Fatigue Fighters—The Hidden Ingredients in Energy Drinks

June 2015 View more

Energy Drink CanWhether you’re working extra hours at the office, or gearing up to cram all night for an exam, you may find yourself reaching for an energy drink to keep you going. Now, more than ever, these drinks are easy to find, from gas stations to high-end grocery stores, the choices seem endless.

Caffeine Kick

These drinks contain high doses of caffeine that stimulate both the cardiovascular and central nervous system. Caffeine amounts can vary from 80 milligrams to more than 500 milligrams. As a comparison, there are about 100 milligrams of caffeine in a 5-ounce cup of coffee and 50 milligrams in a can of soda. Energy shots are concentrated forms of energy drinks, such as 5-Hour Energy. Besides the energy boost, these products promote increased weight loss and enhanced physical and mental performance.

For most healthy people, experts say it’s generally okay to have small amounts of caffeine, such as that found in a cup of coffee. However, large doses (400+ milligrams) can be dangerous. “Energy drinks have been shown to increase blood pressure, increase your heart rate, promote panic attacks and anxiety,” said Toni Havala, registered dietitian at Edward Hospital. Studies show that excessive amounts can get you into trouble. In 2011, research by the Substance Abuse and Mental Health Services Administration found that more than 20,000 emergency room visits in the U.S. involved energy drinks. In that study, more than half of energy drink related visits were due to energy drinks alone. Other cases resulted from mixing those drinks with alcohol or other stimulants.

Booming Business

Energy drinks are a multi-billion dollar a year business. Now there are more selections beyond Red Bull and Monster. Some energy drinks even claim to offer a healthy energy boost. Cruise the aisles at Naperville’s Whole Foods, and you’ll see plenty of choices of energy beverages. The best sellers are Guayaki Yerba Mate, Sambazon-Amazon Energy, and Blue Sky Energy Drinks. “Whole Foods Market shoppers love the idea that there are no artificial flavors, colors, preservatives, or high fructose corn syrup in our energy drinks,” said Jessica Bringas, registered Dietitian and eating healthy specialist at Whole Foods. “These beverages do more than give people a boost. For example, beverages from Guayaki are not energy drinks in the traditional sense; they contain naturally occurring caffeine from a type of leaf called Yerbe Mate. In addition to boosting energy, Yerbe Mate is packed with a variety of vitamins, minerals, and antioxidants,” said Bringas. “With no hidden ingredients, our shoppers know exactly what they’re sipping.”

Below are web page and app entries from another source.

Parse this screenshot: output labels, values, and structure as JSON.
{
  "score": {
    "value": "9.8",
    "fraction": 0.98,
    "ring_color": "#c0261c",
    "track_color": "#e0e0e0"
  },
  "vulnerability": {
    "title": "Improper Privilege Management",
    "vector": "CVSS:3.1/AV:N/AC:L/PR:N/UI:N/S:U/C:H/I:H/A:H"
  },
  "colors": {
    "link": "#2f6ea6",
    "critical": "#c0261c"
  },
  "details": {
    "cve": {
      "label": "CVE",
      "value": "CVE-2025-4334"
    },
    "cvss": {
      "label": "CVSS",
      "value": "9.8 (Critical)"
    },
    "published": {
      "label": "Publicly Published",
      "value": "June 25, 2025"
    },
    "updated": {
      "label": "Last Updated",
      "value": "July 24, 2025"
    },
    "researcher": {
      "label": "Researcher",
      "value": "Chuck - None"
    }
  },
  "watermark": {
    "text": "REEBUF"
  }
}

Key Ingredients

But experts warn that you still have to keep an eye on sugar and caffeine levels. “Keep in mind that ‘natural’ and ‘healthy’ have very loose, if no legal definition, so almost any product can make those claims. Some beverages state they are natural because they do not use GMO’s, are gluten free, or vegan. But almost all energy drinks are gluten free and vegan,” said Havala. Many of the ‘natural’ drinks use green and black tea as their caffeine source. The drinks also typically contain added vitamins and herbs such as ginseng but do not always contain added amino acids like taurine.

A ‘Natural’ Energy Boost

If all the energy drink choices and ingredients have you confused, there might be a healthier way to get your much needed energy boost. “One of the biggest things Americans need to do is get more sleep. Adults need 7-8 hours of sleep per night and teens need 8-9 hours. Diet also plays a big role in your energy level,” said Havala.

If you’re craving a caffeine kick, expert say you might be better off sticking with a good old fashioned cup of Joe. “Definitely! Drinking coffee has been shown to decrease the risk of Parkinson’s Disease, Type 2 diabetes, liver disease (including liver cancer), decrease depression, and overall mortality,” said Havala.

Experts say the best advice is to read labels and carefully monitor your caffeine levels.